Cited article

Peru: Government Rejects Proposal That Former President Alberto Fujimori Be Tried in Japan
Settings

Settings

Typeface
Text size Smaller Larger Reset View mode
Search within

Search within this article

Look up

Look up a word

  • Dictionary
  • Thesaurus
Please submit a word or phrase above.
Print this page

Print this page

Why can't I print more than one page at a time?

Full screen

matching results for page

Cited passage

Style
Citations are available only to our active members.
Sign up now to cite pages or passages in MLA, APA and Chicago citation styles.

"Portraying himself as an honest, ordinary person helped Lincoln identify with his audiences." (Einhorn, 1992, p. 25).

"Portraying himself as an honest, ordinary person helped Lincoln identify with his audiences." (Einhorn 25)

"Portraying himself as an honest, ordinary person helped Lincoln identify with his audiences."1

1. Lois J. Einhorn, Abraham Lincoln, the Orator: Penetrating the Lincoln Legend (Westport, CT: Greenwood Press, 1992), 25, http://www.questia.com/read/27419298.

Cited passage

Welcome to the new Questia Reader
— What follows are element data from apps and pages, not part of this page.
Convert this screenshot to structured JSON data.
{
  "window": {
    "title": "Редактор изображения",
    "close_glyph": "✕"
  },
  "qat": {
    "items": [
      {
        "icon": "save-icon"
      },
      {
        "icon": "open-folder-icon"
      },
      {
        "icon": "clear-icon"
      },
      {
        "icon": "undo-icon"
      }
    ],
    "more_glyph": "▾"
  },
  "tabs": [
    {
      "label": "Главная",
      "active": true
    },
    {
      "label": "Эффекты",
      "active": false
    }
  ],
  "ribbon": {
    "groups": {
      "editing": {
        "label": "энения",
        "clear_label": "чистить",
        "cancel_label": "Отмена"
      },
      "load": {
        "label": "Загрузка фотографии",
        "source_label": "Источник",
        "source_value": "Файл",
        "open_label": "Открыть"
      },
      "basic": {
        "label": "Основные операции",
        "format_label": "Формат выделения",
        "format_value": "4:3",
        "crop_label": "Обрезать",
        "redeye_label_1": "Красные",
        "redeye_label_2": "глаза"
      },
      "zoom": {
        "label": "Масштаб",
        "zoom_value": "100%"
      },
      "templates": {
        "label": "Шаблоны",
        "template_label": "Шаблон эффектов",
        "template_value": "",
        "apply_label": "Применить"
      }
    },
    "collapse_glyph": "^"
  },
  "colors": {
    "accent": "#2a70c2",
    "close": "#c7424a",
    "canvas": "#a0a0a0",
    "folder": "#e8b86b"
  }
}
The Questia Reader has been updated to provide you with an even better online reading experience.  It is now 100% Responsive, which means you can read our books and articles on any sized device you wish.  All of your favorite tools like notes, highlights, and citations are still here, but the way you select text has been updated to be easier to use, especially on touchscreen devices.  Here's how:

1. Click or tap the first word you want to select.
2. Click or tap the last word you want to select.

OK, got it!

Thanks for trying Questia!

Please continue trying out our research tools, but please note, full functionality is available only to our active members.

Your work will be lost once you leave this Web page.

For full access in an ad-free environment, sign up now for a FREE, 1-day trial.

Already a member? Log in now.